▸ EXERCISE:
From the entries below, copy each line in which the word "ArchitectAI" occurs.

MATERIAL FOR THIS EXERCISE START

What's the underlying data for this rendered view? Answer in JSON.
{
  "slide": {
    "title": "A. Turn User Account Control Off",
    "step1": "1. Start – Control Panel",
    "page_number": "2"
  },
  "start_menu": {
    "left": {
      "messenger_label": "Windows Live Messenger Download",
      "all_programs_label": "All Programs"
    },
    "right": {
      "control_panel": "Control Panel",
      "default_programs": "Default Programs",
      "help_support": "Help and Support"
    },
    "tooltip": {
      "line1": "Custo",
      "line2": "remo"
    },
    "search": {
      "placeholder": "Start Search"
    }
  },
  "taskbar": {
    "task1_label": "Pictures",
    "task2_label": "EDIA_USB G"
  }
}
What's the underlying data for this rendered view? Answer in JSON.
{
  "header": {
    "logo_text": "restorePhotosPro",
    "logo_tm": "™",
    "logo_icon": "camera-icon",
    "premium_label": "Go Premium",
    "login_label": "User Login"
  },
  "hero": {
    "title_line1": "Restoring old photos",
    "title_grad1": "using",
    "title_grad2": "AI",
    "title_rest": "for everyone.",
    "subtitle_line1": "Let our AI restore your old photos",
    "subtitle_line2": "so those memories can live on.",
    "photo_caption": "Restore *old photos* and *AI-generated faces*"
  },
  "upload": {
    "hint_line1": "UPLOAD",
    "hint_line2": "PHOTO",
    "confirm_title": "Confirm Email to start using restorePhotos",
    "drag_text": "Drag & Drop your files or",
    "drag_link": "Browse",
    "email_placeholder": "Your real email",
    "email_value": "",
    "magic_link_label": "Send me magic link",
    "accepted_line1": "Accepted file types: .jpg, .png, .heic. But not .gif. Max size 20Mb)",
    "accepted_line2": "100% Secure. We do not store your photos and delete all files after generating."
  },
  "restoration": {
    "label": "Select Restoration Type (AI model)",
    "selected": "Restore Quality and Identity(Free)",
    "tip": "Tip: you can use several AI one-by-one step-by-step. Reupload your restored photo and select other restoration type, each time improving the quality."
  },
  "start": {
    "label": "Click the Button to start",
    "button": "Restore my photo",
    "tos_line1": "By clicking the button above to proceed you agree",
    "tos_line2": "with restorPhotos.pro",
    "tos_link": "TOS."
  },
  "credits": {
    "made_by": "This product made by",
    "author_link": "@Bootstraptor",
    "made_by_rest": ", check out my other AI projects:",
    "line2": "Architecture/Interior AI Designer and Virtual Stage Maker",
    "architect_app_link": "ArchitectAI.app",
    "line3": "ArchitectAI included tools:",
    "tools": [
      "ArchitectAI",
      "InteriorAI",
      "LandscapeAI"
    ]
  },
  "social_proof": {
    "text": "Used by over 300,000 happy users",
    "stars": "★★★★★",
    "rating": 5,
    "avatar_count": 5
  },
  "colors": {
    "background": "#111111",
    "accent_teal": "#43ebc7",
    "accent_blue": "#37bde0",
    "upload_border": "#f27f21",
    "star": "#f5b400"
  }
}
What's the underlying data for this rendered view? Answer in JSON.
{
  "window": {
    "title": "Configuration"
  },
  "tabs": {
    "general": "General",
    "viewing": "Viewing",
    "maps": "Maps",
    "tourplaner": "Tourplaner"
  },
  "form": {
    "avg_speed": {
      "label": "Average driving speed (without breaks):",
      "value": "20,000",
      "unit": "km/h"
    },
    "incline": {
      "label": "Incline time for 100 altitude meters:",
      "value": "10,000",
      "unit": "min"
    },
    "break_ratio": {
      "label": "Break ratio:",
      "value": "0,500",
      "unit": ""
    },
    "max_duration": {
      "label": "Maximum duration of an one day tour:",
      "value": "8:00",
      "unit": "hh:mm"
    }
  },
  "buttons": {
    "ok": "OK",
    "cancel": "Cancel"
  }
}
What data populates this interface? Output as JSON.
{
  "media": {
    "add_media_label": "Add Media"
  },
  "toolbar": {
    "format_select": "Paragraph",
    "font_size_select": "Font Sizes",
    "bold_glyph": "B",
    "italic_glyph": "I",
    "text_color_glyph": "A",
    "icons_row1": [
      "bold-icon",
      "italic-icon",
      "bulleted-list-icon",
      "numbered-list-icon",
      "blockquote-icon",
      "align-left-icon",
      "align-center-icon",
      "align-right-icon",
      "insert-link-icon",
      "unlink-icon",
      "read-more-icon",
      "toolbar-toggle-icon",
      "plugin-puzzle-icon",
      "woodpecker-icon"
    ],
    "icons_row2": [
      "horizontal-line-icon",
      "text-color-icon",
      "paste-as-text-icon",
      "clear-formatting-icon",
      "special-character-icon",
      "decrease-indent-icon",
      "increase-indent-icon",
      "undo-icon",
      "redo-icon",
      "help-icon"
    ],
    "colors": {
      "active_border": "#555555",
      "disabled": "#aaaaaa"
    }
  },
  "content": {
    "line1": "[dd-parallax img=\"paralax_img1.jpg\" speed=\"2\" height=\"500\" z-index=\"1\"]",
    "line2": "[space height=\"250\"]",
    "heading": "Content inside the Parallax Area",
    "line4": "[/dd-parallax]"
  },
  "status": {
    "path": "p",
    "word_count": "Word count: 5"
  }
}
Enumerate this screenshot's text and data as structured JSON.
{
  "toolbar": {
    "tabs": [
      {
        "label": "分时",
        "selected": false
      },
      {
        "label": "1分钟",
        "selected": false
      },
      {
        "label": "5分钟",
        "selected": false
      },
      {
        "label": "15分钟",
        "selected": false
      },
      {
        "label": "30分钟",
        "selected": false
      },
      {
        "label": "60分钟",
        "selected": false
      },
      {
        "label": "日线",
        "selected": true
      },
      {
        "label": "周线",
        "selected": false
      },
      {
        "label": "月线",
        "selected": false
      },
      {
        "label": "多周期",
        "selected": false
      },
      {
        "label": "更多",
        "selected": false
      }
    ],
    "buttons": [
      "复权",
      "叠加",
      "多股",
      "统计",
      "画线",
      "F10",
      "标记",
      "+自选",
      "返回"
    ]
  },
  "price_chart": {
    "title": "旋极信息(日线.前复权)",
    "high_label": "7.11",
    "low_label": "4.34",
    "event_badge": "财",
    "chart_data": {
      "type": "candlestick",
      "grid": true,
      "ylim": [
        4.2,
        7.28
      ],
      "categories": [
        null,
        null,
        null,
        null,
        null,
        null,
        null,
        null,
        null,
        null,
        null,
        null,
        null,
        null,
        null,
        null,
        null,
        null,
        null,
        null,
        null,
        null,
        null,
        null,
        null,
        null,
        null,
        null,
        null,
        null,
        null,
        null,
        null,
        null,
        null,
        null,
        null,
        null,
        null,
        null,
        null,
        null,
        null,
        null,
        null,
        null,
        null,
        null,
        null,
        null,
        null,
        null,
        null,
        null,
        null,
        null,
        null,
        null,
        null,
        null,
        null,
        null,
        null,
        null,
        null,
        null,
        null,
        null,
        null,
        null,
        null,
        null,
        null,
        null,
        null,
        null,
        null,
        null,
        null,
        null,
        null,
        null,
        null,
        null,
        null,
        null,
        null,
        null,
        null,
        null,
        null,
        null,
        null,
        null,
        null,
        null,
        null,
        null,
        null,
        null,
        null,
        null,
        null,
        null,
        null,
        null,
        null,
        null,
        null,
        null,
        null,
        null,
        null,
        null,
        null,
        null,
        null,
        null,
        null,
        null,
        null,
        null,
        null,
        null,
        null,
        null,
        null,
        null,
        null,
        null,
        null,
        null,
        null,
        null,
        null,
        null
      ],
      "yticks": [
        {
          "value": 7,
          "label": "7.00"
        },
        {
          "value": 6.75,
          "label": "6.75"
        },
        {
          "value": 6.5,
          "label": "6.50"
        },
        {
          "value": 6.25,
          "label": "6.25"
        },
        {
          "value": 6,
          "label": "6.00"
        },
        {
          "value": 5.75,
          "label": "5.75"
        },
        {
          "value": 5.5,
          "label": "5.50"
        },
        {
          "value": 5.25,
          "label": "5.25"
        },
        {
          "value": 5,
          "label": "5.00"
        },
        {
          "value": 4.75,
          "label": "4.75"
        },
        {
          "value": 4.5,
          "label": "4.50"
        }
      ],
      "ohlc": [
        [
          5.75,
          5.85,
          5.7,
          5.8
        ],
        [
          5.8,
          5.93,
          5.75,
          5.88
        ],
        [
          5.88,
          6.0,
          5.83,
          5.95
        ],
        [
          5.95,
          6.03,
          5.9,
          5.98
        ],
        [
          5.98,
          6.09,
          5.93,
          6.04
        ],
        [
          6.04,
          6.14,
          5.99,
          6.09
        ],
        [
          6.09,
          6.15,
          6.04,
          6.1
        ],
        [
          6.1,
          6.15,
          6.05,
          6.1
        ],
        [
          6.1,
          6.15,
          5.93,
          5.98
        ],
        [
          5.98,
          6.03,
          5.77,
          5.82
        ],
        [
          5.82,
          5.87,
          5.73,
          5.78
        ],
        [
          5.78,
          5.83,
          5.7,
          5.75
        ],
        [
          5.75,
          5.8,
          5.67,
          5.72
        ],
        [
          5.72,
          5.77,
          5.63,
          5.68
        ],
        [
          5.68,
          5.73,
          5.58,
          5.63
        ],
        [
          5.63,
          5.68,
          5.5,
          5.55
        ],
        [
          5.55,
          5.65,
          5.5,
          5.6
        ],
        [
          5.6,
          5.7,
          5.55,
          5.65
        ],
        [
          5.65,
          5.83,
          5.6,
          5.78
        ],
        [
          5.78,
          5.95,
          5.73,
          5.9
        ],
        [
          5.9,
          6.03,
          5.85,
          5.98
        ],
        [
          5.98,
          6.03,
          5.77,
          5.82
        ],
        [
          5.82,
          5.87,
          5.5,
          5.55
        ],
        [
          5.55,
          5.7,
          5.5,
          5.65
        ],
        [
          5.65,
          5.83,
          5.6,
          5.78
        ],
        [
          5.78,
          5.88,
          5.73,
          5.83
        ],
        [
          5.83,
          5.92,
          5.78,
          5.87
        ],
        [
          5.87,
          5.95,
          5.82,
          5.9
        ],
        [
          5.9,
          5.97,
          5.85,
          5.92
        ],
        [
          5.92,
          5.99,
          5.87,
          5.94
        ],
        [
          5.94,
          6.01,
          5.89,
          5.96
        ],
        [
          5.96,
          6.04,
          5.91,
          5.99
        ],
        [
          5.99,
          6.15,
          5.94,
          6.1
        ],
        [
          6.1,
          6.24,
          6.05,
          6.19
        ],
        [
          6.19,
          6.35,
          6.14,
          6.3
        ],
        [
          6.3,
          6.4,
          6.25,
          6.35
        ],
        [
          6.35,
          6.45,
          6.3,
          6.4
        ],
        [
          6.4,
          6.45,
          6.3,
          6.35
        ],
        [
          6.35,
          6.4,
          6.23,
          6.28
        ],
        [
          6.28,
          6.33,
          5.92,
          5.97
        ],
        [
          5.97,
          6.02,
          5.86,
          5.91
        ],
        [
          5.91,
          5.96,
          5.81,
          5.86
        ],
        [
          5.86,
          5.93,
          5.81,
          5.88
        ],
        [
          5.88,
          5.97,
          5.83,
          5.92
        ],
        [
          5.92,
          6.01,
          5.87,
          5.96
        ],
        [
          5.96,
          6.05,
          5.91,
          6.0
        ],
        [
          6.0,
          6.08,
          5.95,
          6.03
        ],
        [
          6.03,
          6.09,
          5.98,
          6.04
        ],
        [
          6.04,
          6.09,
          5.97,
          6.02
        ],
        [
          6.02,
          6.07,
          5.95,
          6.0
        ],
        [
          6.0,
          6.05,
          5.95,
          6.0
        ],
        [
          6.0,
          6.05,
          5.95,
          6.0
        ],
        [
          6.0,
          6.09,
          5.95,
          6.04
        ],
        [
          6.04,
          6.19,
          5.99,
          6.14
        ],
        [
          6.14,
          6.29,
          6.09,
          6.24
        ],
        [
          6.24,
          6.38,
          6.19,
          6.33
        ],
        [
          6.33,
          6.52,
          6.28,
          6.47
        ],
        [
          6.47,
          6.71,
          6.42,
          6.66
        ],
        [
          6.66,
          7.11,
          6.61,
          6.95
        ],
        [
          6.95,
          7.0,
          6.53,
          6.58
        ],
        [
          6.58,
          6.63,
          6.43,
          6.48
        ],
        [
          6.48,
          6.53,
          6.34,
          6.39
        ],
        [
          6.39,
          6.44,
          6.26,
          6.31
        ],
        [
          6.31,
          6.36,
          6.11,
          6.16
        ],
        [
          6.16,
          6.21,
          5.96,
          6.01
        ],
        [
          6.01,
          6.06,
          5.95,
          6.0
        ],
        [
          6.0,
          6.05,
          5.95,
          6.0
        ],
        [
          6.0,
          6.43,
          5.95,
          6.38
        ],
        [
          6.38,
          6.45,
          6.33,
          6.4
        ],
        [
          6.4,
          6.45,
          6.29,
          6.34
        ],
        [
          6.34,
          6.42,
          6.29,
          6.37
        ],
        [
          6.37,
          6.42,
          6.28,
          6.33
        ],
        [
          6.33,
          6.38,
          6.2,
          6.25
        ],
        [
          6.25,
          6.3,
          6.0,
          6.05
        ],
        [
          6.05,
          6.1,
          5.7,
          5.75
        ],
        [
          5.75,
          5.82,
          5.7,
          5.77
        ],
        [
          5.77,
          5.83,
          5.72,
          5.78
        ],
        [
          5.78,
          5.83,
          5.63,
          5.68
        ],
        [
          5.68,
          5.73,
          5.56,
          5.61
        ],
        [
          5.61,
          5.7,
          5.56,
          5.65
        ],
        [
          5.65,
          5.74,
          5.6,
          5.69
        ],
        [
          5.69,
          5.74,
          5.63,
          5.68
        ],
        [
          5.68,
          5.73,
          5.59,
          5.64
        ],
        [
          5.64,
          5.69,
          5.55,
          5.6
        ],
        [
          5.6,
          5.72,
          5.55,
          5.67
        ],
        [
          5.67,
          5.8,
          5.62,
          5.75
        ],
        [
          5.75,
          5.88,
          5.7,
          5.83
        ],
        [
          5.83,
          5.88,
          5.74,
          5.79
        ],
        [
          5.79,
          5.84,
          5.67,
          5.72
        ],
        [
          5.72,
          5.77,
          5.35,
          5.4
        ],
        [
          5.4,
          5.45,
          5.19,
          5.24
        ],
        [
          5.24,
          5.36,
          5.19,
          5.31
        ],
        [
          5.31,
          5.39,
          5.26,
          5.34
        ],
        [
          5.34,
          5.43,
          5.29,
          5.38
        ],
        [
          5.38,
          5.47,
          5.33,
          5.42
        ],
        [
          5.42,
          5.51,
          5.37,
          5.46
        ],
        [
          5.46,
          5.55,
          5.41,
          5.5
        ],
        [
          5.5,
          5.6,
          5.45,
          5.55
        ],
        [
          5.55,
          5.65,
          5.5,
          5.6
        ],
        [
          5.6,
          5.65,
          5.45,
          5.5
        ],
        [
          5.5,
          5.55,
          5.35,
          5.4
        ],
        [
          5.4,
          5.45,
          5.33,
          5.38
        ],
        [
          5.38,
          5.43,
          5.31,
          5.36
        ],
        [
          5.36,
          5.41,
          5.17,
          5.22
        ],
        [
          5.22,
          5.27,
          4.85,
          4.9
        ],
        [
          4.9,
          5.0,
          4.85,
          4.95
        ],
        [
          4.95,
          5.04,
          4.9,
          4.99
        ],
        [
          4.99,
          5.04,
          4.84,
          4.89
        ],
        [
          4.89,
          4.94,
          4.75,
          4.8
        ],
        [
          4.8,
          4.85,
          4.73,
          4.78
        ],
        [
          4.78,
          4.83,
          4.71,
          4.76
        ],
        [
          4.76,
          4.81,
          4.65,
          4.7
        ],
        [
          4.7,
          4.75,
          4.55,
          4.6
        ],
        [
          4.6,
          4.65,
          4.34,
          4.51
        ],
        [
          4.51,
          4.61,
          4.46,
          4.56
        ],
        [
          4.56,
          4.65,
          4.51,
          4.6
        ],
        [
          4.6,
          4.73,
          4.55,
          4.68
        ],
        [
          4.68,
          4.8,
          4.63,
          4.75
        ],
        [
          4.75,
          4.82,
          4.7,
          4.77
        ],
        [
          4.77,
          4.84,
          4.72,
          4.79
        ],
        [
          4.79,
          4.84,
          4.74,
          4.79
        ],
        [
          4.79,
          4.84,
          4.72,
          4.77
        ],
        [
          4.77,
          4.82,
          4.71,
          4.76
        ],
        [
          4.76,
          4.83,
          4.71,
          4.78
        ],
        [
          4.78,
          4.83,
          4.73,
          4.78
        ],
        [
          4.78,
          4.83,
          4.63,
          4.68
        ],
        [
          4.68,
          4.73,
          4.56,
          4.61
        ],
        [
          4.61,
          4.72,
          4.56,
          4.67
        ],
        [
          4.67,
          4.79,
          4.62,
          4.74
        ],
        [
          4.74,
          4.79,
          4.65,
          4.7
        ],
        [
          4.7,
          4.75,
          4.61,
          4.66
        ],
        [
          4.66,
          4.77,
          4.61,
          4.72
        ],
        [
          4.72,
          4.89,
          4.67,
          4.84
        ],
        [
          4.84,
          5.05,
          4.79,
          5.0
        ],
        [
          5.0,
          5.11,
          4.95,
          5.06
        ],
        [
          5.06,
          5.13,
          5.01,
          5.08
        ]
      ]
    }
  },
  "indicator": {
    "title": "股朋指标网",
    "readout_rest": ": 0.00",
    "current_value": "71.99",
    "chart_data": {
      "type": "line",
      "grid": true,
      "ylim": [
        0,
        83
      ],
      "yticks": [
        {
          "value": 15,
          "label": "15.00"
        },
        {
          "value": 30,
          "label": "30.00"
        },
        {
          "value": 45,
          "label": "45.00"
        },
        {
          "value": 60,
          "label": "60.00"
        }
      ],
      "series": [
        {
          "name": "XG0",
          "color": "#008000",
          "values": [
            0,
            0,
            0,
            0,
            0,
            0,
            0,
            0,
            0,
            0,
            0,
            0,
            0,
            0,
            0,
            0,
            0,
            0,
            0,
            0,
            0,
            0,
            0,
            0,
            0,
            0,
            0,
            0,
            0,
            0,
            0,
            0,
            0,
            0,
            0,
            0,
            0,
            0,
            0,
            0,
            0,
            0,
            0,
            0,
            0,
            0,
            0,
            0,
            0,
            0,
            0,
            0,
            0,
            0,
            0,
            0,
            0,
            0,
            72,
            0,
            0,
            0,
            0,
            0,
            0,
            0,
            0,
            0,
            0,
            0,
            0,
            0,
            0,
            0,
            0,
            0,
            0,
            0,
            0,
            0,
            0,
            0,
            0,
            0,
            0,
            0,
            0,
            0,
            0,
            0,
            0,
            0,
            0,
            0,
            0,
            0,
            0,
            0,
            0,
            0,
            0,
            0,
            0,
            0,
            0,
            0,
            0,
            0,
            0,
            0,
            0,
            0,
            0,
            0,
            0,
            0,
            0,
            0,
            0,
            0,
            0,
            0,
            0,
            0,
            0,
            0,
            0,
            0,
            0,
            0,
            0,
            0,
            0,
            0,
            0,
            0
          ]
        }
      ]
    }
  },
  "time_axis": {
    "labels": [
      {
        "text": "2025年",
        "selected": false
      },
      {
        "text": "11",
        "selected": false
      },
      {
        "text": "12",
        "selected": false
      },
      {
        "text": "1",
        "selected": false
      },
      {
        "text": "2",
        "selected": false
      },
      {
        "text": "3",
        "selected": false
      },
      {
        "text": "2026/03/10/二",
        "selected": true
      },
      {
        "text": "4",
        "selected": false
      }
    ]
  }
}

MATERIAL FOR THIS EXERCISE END

▸ RESPONSE TO THIS EXERCISE:
    "architect_app_link": "ArchitectAI.app",
    "line3": "ArchitectAI included tools:",
      "ArchitectAI",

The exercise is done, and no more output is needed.